Report, from the records below, every line where the word "Time" appears.

● ● ● ●

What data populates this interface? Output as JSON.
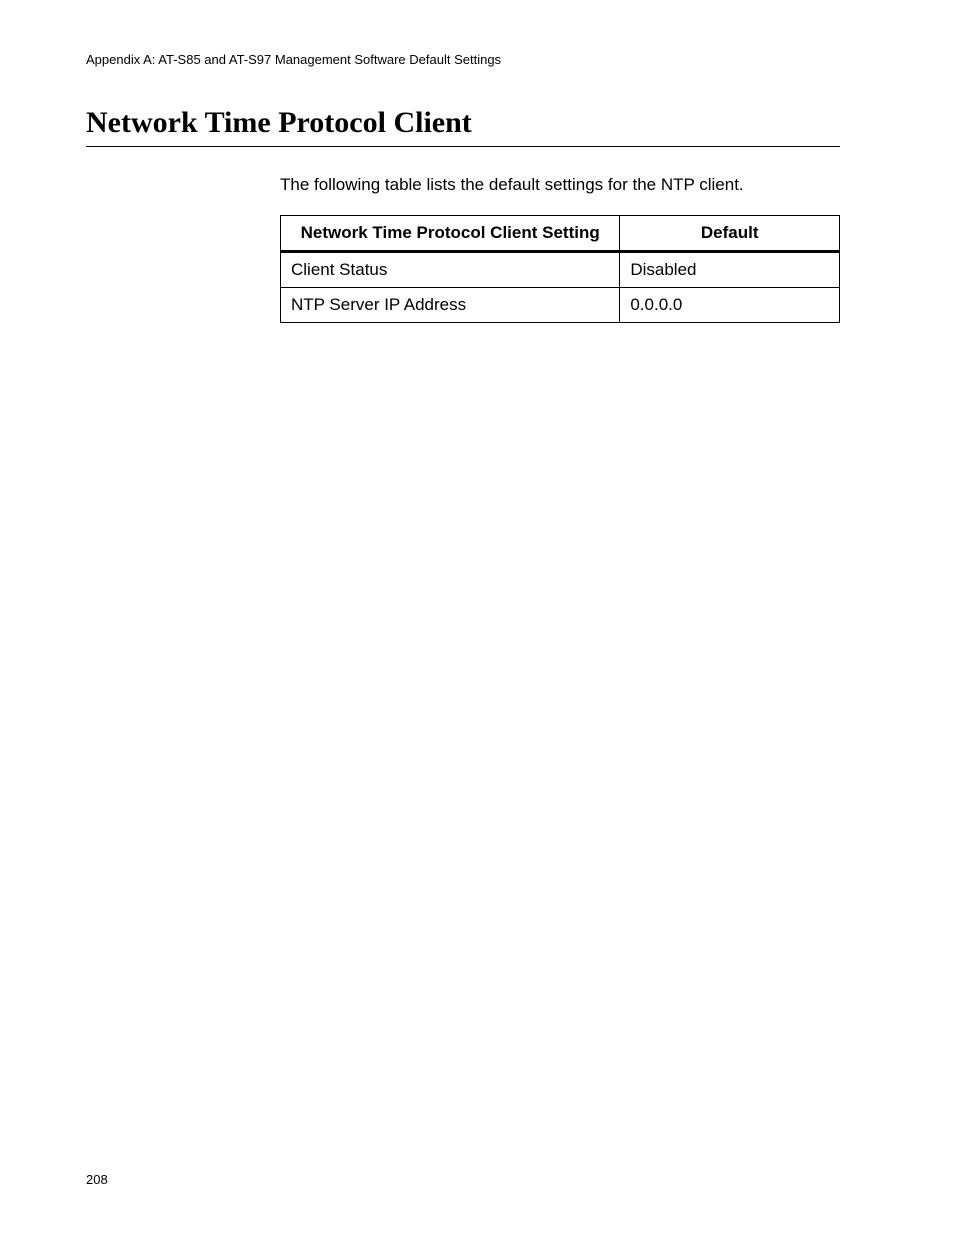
{
  "header": {
    "running": "Appendix A: AT-S85 and AT-S97 Management Software Default Settings"
  },
  "section": {
    "title": "Network Time Protocol Client",
    "intro": "The following table lists the default settings for the NTP client."
  },
  "table": {
    "headers": {
      "setting": "Network Time Protocol Client Setting",
      "default": "Default"
    },
    "rows": [
      {
        "setting": "Client Status",
        "default": "Disabled"
      },
      {
        "setting": "NTP Server IP Address",
        "default": "0.0.0.0"
      }
    ]
  },
  "footer": {
    "page_number": "208"
  }
}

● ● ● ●

## Response to this exercise
    "title": "Network Time Protocol Client",
      "setting": "Network Time Protocol Client Setting",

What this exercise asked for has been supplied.